All the lines below should be set down exactly, with no picture carried into the copy.

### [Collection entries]
━━━━━━
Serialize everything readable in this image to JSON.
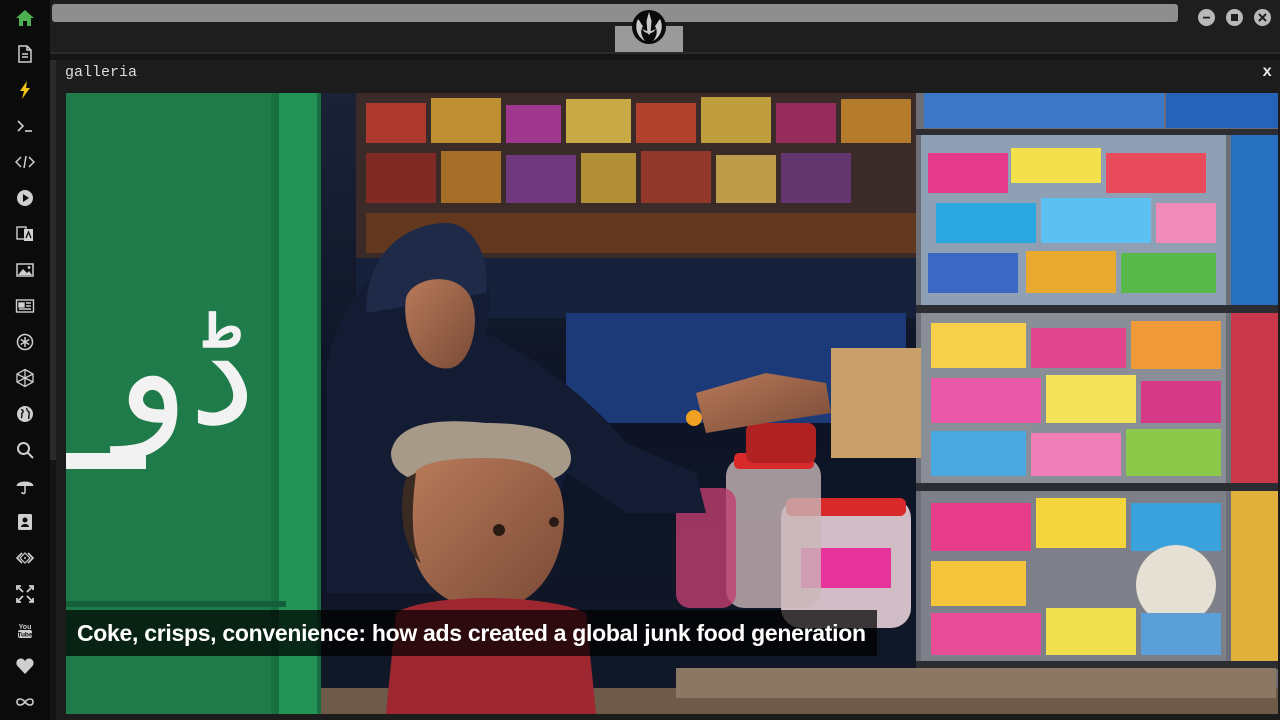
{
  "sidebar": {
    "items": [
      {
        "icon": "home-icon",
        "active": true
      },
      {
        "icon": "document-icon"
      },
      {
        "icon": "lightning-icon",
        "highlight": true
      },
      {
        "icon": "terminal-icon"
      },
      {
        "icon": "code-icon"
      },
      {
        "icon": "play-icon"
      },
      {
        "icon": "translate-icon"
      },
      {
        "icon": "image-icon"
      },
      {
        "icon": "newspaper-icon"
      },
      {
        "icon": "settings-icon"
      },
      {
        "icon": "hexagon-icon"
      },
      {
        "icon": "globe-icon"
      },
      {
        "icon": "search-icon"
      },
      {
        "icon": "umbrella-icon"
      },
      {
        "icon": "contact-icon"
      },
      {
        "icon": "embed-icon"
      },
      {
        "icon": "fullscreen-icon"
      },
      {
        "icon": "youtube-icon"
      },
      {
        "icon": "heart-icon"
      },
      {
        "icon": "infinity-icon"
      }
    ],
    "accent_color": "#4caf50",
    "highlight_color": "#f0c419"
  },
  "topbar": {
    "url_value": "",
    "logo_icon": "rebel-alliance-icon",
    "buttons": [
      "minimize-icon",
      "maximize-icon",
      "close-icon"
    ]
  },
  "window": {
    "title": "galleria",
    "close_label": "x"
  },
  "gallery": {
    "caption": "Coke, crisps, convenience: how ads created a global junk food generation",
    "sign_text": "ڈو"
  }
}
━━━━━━
### [Result of this task]
Serialize everything readable in this image to JSON.
{
  "sidebar": {
    "items": [
      {
        "icon": "home-icon",
        "active": true
      },
      {
        "icon": "document-icon"
      },
      {
        "icon": "lightning-icon",
        "highlight": true
      },
      {
        "icon": "terminal-icon"
      },
      {
        "icon": "code-icon"
      },
      {
        "icon": "play-icon"
      },
      {
        "icon": "translate-icon"
      },
      {
        "icon": "image-icon"
      },
      {
        "icon": "newspaper-icon"
      },
      {
        "icon": "settings-icon"
      },
      {
        "icon": "hexagon-icon"
      },
      {
        "icon": "globe-icon"
      },
      {
        "icon": "search-icon"
      },
      {
        "icon": "umbrella-icon"
      },
      {
        "icon": "contact-icon"
      },
      {
        "icon": "embed-icon"
      },
      {
        "icon": "fullscreen-icon"
      },
      {
        "icon": "youtube-icon"
      },
      {
        "icon": "heart-icon"
      },
      {
        "icon": "infinity-icon"
      }
    ],
    "accent_color": "#4caf50",
    "highlight_color": "#f0c419"
  },
  "topbar": {
    "url_value": "",
    "logo_icon": "rebel-alliance-icon",
    "buttons": [
      "minimize-icon",
      "maximize-icon",
      "close-icon"
    ]
  },
  "window": {
    "title": "galleria",
    "close_label": "x"
  },
  "gallery": {
    "caption": "Coke, crisps, convenience: how ads created a global junk food generation",
    "sign_text": "ڈو"
  }
}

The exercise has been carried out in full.